**Task data**
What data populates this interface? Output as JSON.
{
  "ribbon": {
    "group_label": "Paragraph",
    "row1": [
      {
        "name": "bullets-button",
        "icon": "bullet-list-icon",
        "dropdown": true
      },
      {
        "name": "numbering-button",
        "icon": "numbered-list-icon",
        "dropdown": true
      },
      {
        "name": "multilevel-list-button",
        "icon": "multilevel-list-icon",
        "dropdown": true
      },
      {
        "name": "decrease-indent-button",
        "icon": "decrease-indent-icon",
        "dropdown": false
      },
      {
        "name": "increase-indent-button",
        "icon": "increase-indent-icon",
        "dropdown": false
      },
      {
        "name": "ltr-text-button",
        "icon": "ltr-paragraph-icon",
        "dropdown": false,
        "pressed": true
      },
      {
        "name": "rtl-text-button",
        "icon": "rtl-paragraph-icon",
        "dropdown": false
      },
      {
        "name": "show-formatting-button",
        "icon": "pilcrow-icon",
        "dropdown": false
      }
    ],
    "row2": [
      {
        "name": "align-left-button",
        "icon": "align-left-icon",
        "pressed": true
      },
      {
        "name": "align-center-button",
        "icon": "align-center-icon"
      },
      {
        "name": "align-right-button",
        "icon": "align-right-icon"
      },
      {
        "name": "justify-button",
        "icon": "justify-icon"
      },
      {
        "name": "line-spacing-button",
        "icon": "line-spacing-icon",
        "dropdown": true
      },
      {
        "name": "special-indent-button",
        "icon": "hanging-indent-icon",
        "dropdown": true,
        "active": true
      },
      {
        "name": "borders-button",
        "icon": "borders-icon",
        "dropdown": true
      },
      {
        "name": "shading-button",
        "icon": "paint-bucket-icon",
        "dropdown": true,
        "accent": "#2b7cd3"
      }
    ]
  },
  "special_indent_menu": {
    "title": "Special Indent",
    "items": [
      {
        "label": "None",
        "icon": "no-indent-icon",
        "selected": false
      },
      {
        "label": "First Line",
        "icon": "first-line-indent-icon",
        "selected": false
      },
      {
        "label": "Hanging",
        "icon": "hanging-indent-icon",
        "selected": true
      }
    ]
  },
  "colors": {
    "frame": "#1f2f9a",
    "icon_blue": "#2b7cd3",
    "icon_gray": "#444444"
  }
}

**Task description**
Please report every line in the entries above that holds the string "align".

**Exercise solution**
        "name": "align-left-button",
        "icon": "align-left-icon",
        "name": "align-center-button",
        "icon": "align-center-icon"
        "name": "align-right-button",
        "icon": "align-right-icon"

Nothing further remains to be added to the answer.